One such highlight would be joining Floorball. Having been interested in it since primary school, she was elated to join it in JC. Despite the difficulty of the sport alongside a “steep learning curve”, she was able to pull through with the support of her teachers, friends and coach.
Zi Wei recalls how one of her most nerve-wracking yet memorable episodes during JC was stepping up as the goalie near the end of J1 from her previous position as a defender. “It was one of the toughest yet [most] fun experiences I had,” she reflected.
She recounted what her floorball coach, Ms. Jill Quek once told her: “Don’t idolise man, because man can fail you.” This represented a pivotal shift in her perspective, and she realised that “the one person who cannot fail you is yourself”. Rather than aspiring to be like a certain person, she strived to become the best version of herself. This was the mindset that kept her going and pushed her to do her best.
Apart from being physically active in floorball, Zi Wei also found herself drawn to Geography, as it “looks at the bigger picture and multi-faceted issues of different things” and she felt that “everything [she] learn[s] about Geography is really relevant and realistic”. This prompted her to participate in the NUS Geography Challenge and the Talent Development Programme for Geography. As someone coming from a humble background, she also expressed interest in issues related to inequality, noting the extent of inequality in many facets of society, such as gender and socio-economic status.
Currently, she hopes to get into the Environmental Earth System Science (E2S2) course in NTU. Considering herself a realist, she said, “I remember Mr. Jason Lai once told me that the path to really do better financially is through education and that made me truly understand the importance of having a good education.”
When asked about how she managed to keep up with all her work, she explained, “You really have to plan your time wisely and stick to the plan.” She emphasised on the importance of dropping commitments and cutting yourself some slack when it becomes too much to handle.

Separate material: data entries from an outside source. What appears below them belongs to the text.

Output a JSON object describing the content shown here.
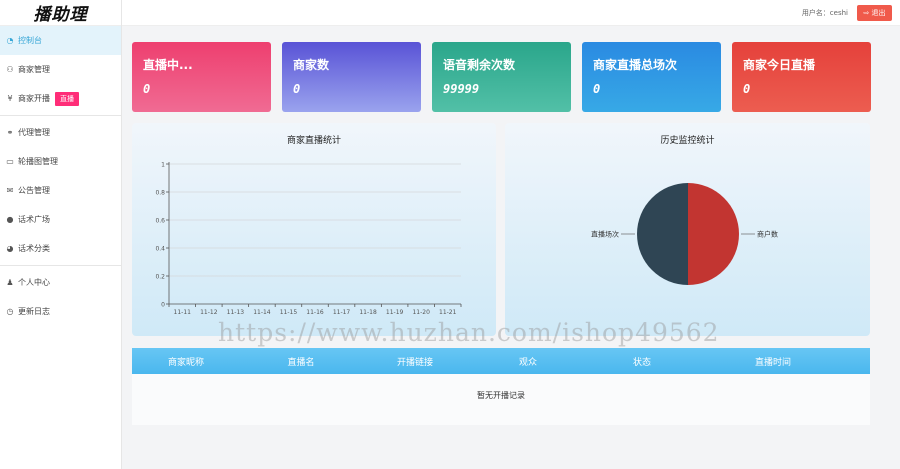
{
  "brand": {
    "logo_text": "播助理"
  },
  "topbar": {
    "user_label": "用户名：ceshi",
    "logout_label": "退出"
  },
  "sidebar": {
    "items": [
      {
        "label": "控制台",
        "icon": "dashboard-icon",
        "glyph": "◔",
        "active": true
      },
      {
        "label": "商家管理",
        "icon": "users-icon",
        "glyph": "⚇"
      },
      {
        "label": "商家开播",
        "icon": "yen-icon",
        "glyph": "¥",
        "badge": "直播"
      },
      {
        "label": "代理管理",
        "icon": "handshake-icon",
        "glyph": "⚭"
      },
      {
        "label": "轮播图管理",
        "icon": "monitor-icon",
        "glyph": "▭"
      },
      {
        "label": "公告管理",
        "icon": "envelope-icon",
        "glyph": "✉"
      },
      {
        "label": "话术广场",
        "icon": "comment-icon",
        "glyph": "●"
      },
      {
        "label": "话术分类",
        "icon": "pie-icon",
        "glyph": "◕"
      },
      {
        "label": "个人中心",
        "icon": "user-icon",
        "glyph": "♟"
      },
      {
        "label": "更新日志",
        "icon": "clock-icon",
        "glyph": "◷"
      }
    ]
  },
  "cards": [
    {
      "title": "直播中...",
      "value": "0"
    },
    {
      "title": "商家数",
      "value": "0"
    },
    {
      "title": "语音剩余次数",
      "value": "99999"
    },
    {
      "title": "商家直播总场次",
      "value": "0"
    },
    {
      "title": "商家今日直播",
      "value": "0"
    }
  ],
  "chart_data": [
    {
      "type": "line",
      "title": "商家直播统计",
      "categories": [
        "11-11",
        "11-12",
        "11-13",
        "11-14",
        "11-15",
        "11-16",
        "11-17",
        "11-18",
        "11-19",
        "11-20",
        "11-21"
      ],
      "yticks": [
        "0",
        "0.2",
        "0.4",
        "0.6",
        "0.8",
        "1"
      ],
      "ylim": [
        0,
        1
      ],
      "grid": true,
      "series": []
    },
    {
      "type": "pie",
      "title": "历史监控统计",
      "slices": [
        {
          "label": "商户数",
          "value": 50,
          "color": "#c23531"
        },
        {
          "label": "直播场次",
          "value": 50,
          "color": "#2f4554"
        }
      ]
    }
  ],
  "table": {
    "columns": [
      "商家昵称",
      "直播名",
      "开播链接",
      "观众",
      "状态",
      "直播时间"
    ],
    "empty_message": "暂无开播记录"
  },
  "watermark": "https://www.huzhan.com/ishop49562"
}
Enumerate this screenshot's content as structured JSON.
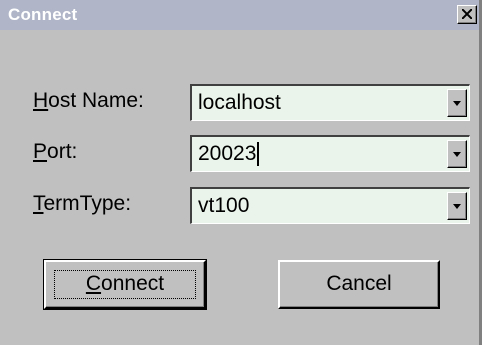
{
  "dialog": {
    "title": "Connect",
    "close_icon": "close-icon"
  },
  "fields": {
    "host": {
      "label_mnemonic": "H",
      "label_rest": "ost Name:",
      "value": "localhost"
    },
    "port": {
      "label_mnemonic": "P",
      "label_rest": "ort:",
      "value": "20023"
    },
    "termtype": {
      "label_mnemonic": "T",
      "label_rest": "ermType:",
      "value": "vt100"
    }
  },
  "buttons": {
    "connect": {
      "mnemonic": "C",
      "rest": "onnect"
    },
    "cancel": {
      "label": "Cancel"
    }
  },
  "colors": {
    "titlebar": "#b0b6c8",
    "face": "#c0c0c0",
    "field_background": "#eaf4ea"
  }
}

“I think something that I am the most proud of is my life experiences. I think at the age of, currently, 19, I have really gone through quite a bit and these experiences that I have had, breaking down a lot, moving on from mistakes and juggling with many priorities at once are really valuable lessons that I can share with people. Like how to manage emotions, being able to relate and be empathetic to people is something that is rare and is something that is unique and true to me.”
Having to manage her time between many heavy commitments undoubtedly made Zi Wei’s JC experience tough and stressful. However, it was also during this time that she made the effort to pursue her interests, learning how to juggle multiple priorities. In the end, these experiences have truly given her valuable lessons and shaped her into the resilient person she is today.
Zi Wei would like to give a shout-out to the members of her support system: Yong Yi Ann (20S07C), her secondary school best friend who stuck with her throughout these two years, as well as her classmates Justin, Yong Kai, Christine and Zengyi for their immense support; Floorball friends Zhiyi, Ashley, Wen Xin, Phoebe and Cheryl, International Service Learning & Leadership Elective (ISLE) friends Max, Zhi Xuan and Celest; and her tutors Mrs. Galvez, Mr. Jason Lai and Mr. Benjamin Fong.